In professional football, clubs often field homegrown players at the top level, who share the spirit of the entire city. For example, players such as John Terry, Frank Lampard and Xavi Hernandez are perceived as demigods in their cities where expectations are keen on them finishing their careers as “one-club men”. In the ‘claustrophobic’ courts of the NBA, however, loyalty doesn’t count, and a player’s word proves as persuasive as David Stern’s reasons before he controversially vetoes a deal.
What is hindering players from pulling on their favorite team’s jersey? The answer is easy. In my opinion, it is the salary cap that stops General Managers from offering lucrative contracts to the ‘local boys’. The constraints involved in paying a player just too much, chain the team from signing useful squad players. And on another note, the salary caps prove just in ensuring a competitive league – unlike the four horse races in the Premier League and Serie A or the El Classico battle in La Liga. Between 2000 and 2012, three different teams have won the La Liga while four teams have won the Premier League. The NBA, on the other hand, has six different champions listed in those years, with rising contenders every year.
In definition, a salary cap places a strict control over how much the entire team gets paid in wages. At times, it proves beneficial and ensures a transparent system. The fruits lie in guaranteeing parity amongst players while at the same time, aide in controlling costs effectively. This way, one of the biggest merits of this system is that we do not have a sudden manipulation in funds such as the quintessence back boning Manchester City, Paris St-German and Chelsea. Out of the blue, these teams were winning trophies by ‘buying’ off the best players.

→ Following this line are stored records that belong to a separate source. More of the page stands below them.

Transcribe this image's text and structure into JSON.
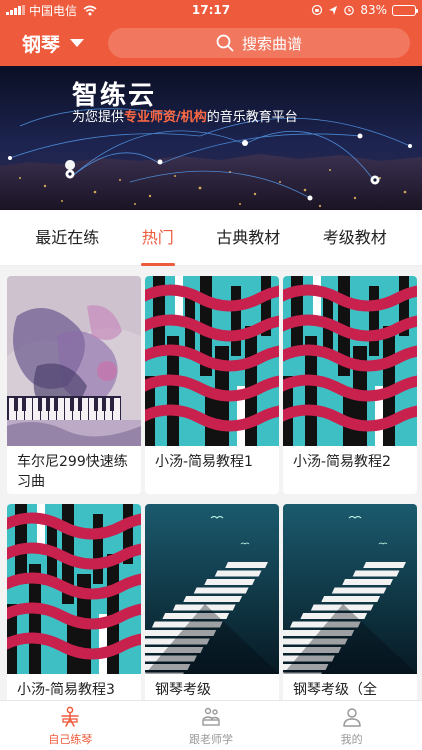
{
  "status_bar": {
    "carrier": "中国电信",
    "time": "17:17",
    "battery": "83%",
    "battery_level": 0.83
  },
  "header": {
    "instrument_label": "钢琴",
    "search_placeholder": "搜索曲谱"
  },
  "banner": {
    "title": "智练云",
    "subtitle_prefix": "为您提供",
    "subtitle_highlight": "专业师资/机构",
    "subtitle_suffix": "的音乐教育平台"
  },
  "tabs": [
    {
      "label": "最近在练",
      "active": false
    },
    {
      "label": "热门",
      "active": true
    },
    {
      "label": "古典教材",
      "active": false
    },
    {
      "label": "考级教材",
      "active": false
    }
  ],
  "cards": [
    {
      "title": "车尔尼299快速练习曲",
      "cover": "watercolor-piano"
    },
    {
      "title": "小汤-简易教程1",
      "cover": "wave-keys"
    },
    {
      "title": "小汤-简易教程2",
      "cover": "wave-keys"
    },
    {
      "title": "小汤-简易教程3",
      "cover": "wave-keys"
    },
    {
      "title": "钢琴考级",
      "cover": "night-keys"
    },
    {
      "title": "钢琴考级（全",
      "cover": "night-keys"
    }
  ],
  "bottom_nav": [
    {
      "label": "自己练琴",
      "icon": "practice-icon",
      "active": true
    },
    {
      "label": "跟老师学",
      "icon": "teacher-icon",
      "active": false
    },
    {
      "label": "我的",
      "icon": "profile-icon",
      "active": false
    }
  ],
  "colors": {
    "accent": "#ee5a3c",
    "wave_red": "#c8214e",
    "teal": "#3ebfc4"
  }
}
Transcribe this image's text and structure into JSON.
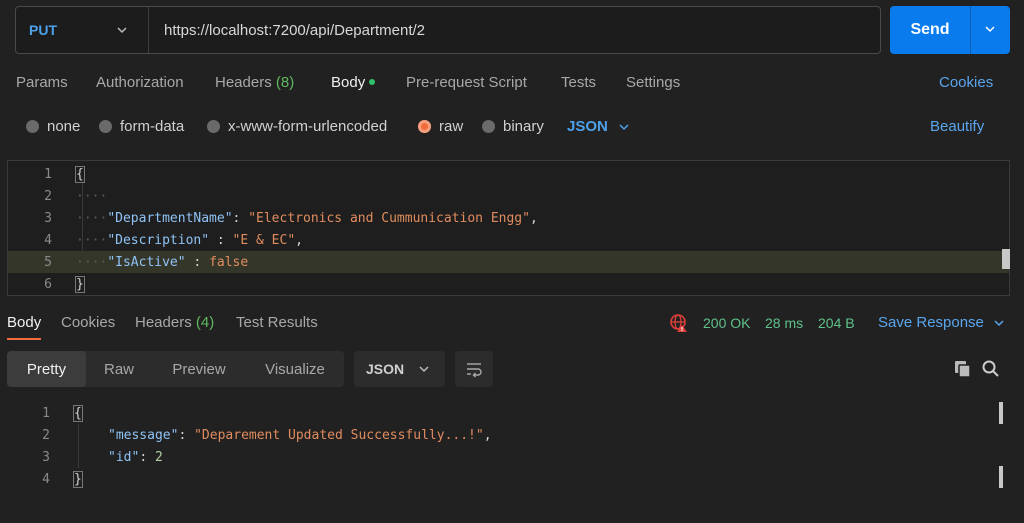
{
  "request": {
    "method": "PUT",
    "url": "https://localhost:7200/api/Department/2",
    "send_label": "Send"
  },
  "tabs": {
    "params": "Params",
    "authorization": "Authorization",
    "headers": "Headers",
    "headers_count": "(8)",
    "body": "Body",
    "prerequest": "Pre-request Script",
    "tests": "Tests",
    "settings": "Settings",
    "cookies": "Cookies"
  },
  "body_types": {
    "none": "none",
    "form_data": "form-data",
    "urlencoded": "x-www-form-urlencoded",
    "raw": "raw",
    "binary": "binary",
    "format": "JSON",
    "beautify": "Beautify"
  },
  "editor": {
    "line_numbers": [
      "1",
      "2",
      "3",
      "4",
      "5",
      "6"
    ],
    "open_brace": "{",
    "close_brace": "}",
    "ws2": "····",
    "ws3": "····",
    "ws4": "····",
    "ws5": "····",
    "key1": "\"DepartmentName\"",
    "sep1": ": ",
    "val1": "\"Electronics and Cummunication Engg\"",
    "key2": "\"Description\"",
    "sep2": " : ",
    "val2": "\"E & EC\"",
    "key3": "\"IsActive\"",
    "sep3": " : ",
    "val3": "false",
    "comma": ","
  },
  "response": {
    "tabs": {
      "body": "Body",
      "cookies": "Cookies",
      "headers": "Headers",
      "headers_count": "(4)",
      "test_results": "Test Results"
    },
    "status": "200 OK",
    "time": "28 ms",
    "size": "204 B",
    "save_response": "Save Response",
    "views": {
      "pretty": "Pretty",
      "raw": "Raw",
      "preview": "Preview",
      "visualize": "Visualize"
    },
    "format": "JSON",
    "line_numbers": [
      "1",
      "2",
      "3",
      "4"
    ],
    "open_brace": "{",
    "close_brace": "}",
    "key1": "\"message\"",
    "val1": "\"Deparement Updated Successfully...!\"",
    "key2": "\"id\"",
    "val2": "2",
    "colon": ": ",
    "comma": ","
  },
  "colors": {
    "accent": "#097bed",
    "method": "#4da0ea",
    "radio_active": "#f26b3a",
    "status_ok": "#5fc18a"
  }
}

The NBA doesn’t have that power, at least the teams don’t. Oklahoma City Thunder (earlier the Seattle Supersonics) and Manchester City are two teams peaking at the same time in different sports. The Thunder built their dynasty over noteworthy draft picks such as Kevin Durant (2007), Russell Westbrook (2008), James Harden (2009), and at the same time signing rotation players for suitable squad power. However, Manchester City, labeled as unfair champions by their rivals, clearly stole the Premier League trophy through the triumph of their billionaire banks. Being judgmental, not many are prone to hate the Thunder but for City, it is a completely different story.
The second benefit from the cap: the jurisdictions on costs, assures that a team does not need a massive financial bailout or is stable financially. In football, our eyes cried when Rangers Football Club recently faced liquidation. The club ceases to exist in the top flight of Scottish football. Today, it is forced to revel in talent bought in from its youth system with a dearth of internationally known players and there is no guarantee that the team will ever come back to the Scottish Premier League, let alone face its arch rivals: Celtic Football Club. On the other hand, in the NBA (with the exception of the Hornets), teams hardly dwell in a financial mess – largely thanks to the merits of salary cap.
While parity is covered and costs are well within control, the unsung benefit of these caps has been in evening out the competition field. An ideal example could be the Miami Heat. Despite their charm to attract Lebron James and Chris Bosh while at the same time, keep Dwayne Wade, Miami lost a whole lot of first round picks, money and squad depth. What does this mean? If Dwayne Wade experiences a mediocre season and Lebron is on the injury table, the Heat cannot immediately recuperate since the team lacks the bench strength nor does it have the upcoming talent that the franchise has drafted with their modest picks. Essentially, the team does not show up if two of the ‘Big Three’ are injured, or are having bad days on the court.
Many complain that the Heat bought out the NBA Championship through their signings of free agents Lebron and Bosh but not many understand why the team, despite boasting such a spectacular starting line-up, only managed to finish as second seeds in the Eastern Conference for two consecutive years. The team which won the Eastern Conference was the Bulls (luckily, they drafted homegrown talent in Derrick Rose, a Chicago native) who feature only a single All-Star player in their squad. Derrick Rose might be the star player of this Illinoisan franchise but smart deals to cover up loopholes in the team by signing cheaper free agents and bumping up performing players’ contracts determined the progress of the Bulls. The same goes with the Spurs, whose potent threats lie in the efficient usage of the squad. If salary cap didn’t exist, marketable teams such as the Lakers and Knicks would buy out every talent on the market. Imagine a Lakers starting lineup with Chris Paul, Kobe Bryant, Kevin Durant, Dwight Howard and Blake Griffin. Would there be a team to compete against this colossal line up? Their domination would be certified and the league (like the Premier League and La Liga) would become a selected horse race.
The petulance of being an NBA fan is absorbing persistent player trades on the market. But one should appreciate the fact that the homologous competition resulting from stringent salary caps is the reason fans from all over the world sit glued to their televisions screen and give the NBA, an identity in today’s sporting world. Few years ago, the Bulls, Heat and Thunder (then, the Supersonics) were underdogs in their respective divisions. Today, they are undeniable contenders to win the entire league itself. This is how much the NBA has grown through years. And it’s not just because young players groom to become stars overnight. It is largely because the stipulations of the salary cap system insures a chance for every team in the long-run.